First you must get a hold of an iron and an ironing board. An ironing board is optimal but if you cannot find one use any hard flat platform with a towel placed over it i.e. your kitchen table with your dry shower towel placed over it.
I would recommend purchasing or using a better quality iron as there is a smaller chance of ruining your shirt. It is also good to clean your iron before ironing your shirt, as any dirt on your iron can leave stains on your shirt.Make sure your iron is set to the right temperature for the material you are about to iron. You can check the material from which your shirt is made on the tag inside.
Start your ironing from the shoulders. Place one shoulder on the point of the ironing board and run your iron over it until it is flat. Repeat this with the other shoulder.
The next areas to cover are your sleeves. The key is to set up your shirt perfectly flat from the top of the sleeve to the bottom before even picking up your iron. Once your sleeve is perfectly flat and there are no overlapping pieces of material or folds, run your iron over it once smoothly. At this stage you can decide whether you want a strong crease on the top of your sleeve, and this is entirely up to you.
Iron over the cuffs making sure not to make a crease on these and not to iron over the buttons. Repeat this on the other side of the same sleeve. Then move on to the other sleeve.
Next you will iron the left side of the front of your shirt, the side without buttons. Once again place the entire portion of the shirt flat on the ironing board and iron over it only once. Now do the same for the back of the shirt, which will need to be done in two stages due to its size.

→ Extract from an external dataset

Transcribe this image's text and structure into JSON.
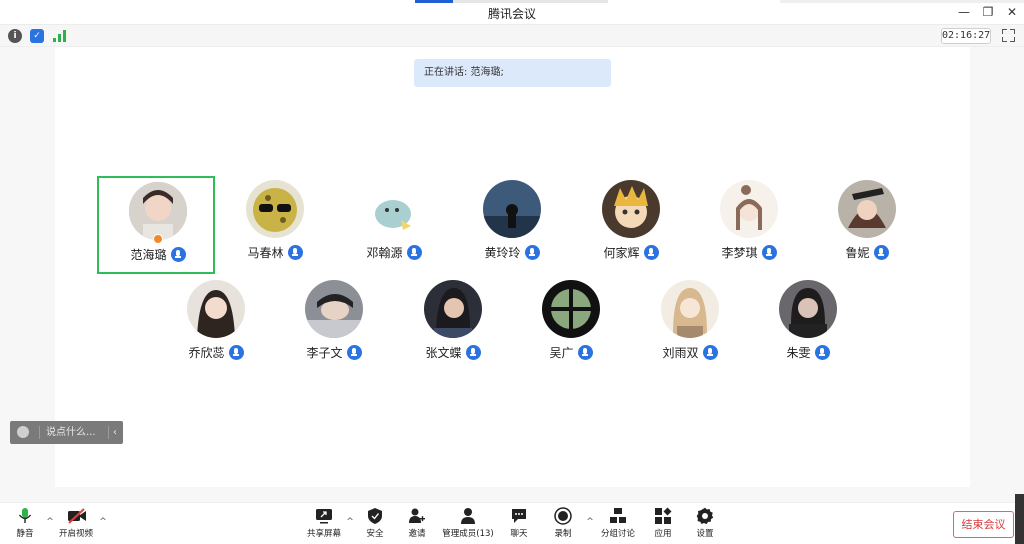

Finally iron the front right side of your shirt, taking care to iron between the buttons not over them.
Then flip your collar out and iron from the inside to make it flat. Note that with each portion you iron, give 10-30 seconds for the area to cool down, as the shirt will keep the shape in which it cools. i.e. If you are too hasty in moving from one sleeve to the other, the sleeve you allow to drop on the floor while ironing the next portion of the shirt will cool in a folded shape, and will keep these creases and folds.
Taking out creases
Strong creases can be taken out by pouring a little water directly over them and ironing immediately after. You can pour water from a glass but be careful that the water is pure and clean, as well as the iron; otherwise you run the risk of leaving stains on your shirt.
A simple way to avoid this is to use an iron with a in-built spray function. Pressing a button on top of the iron sprays the already heated water directly onto your shirt. Spray in a straight line and cover the whole crease, running your iron over it immediately after.
To take out smaller creases, run your iron over them several times. If you have a good quality iron, use the steam function. This function allows the cloud of hot steam to exit the iron from underneath, effectively soaking the shirt underneath with hot steam and flattening it with the flat bottom of the iron.
The last and final stage of the ironing your shirt is to check for any easily identifiable mistakes you made or portions of the shirt you overlooked. Once these are fixed place your shirt on a coat hanger and allow it to cool.
The best way to save time, money and energy is to have a clean, quality iron. Ironing your shirts immediately after the cycle on your washing machine has finished is also recommended. This way your shirts will still be damp and you can quickly iron them without worries of leaving creases or stains.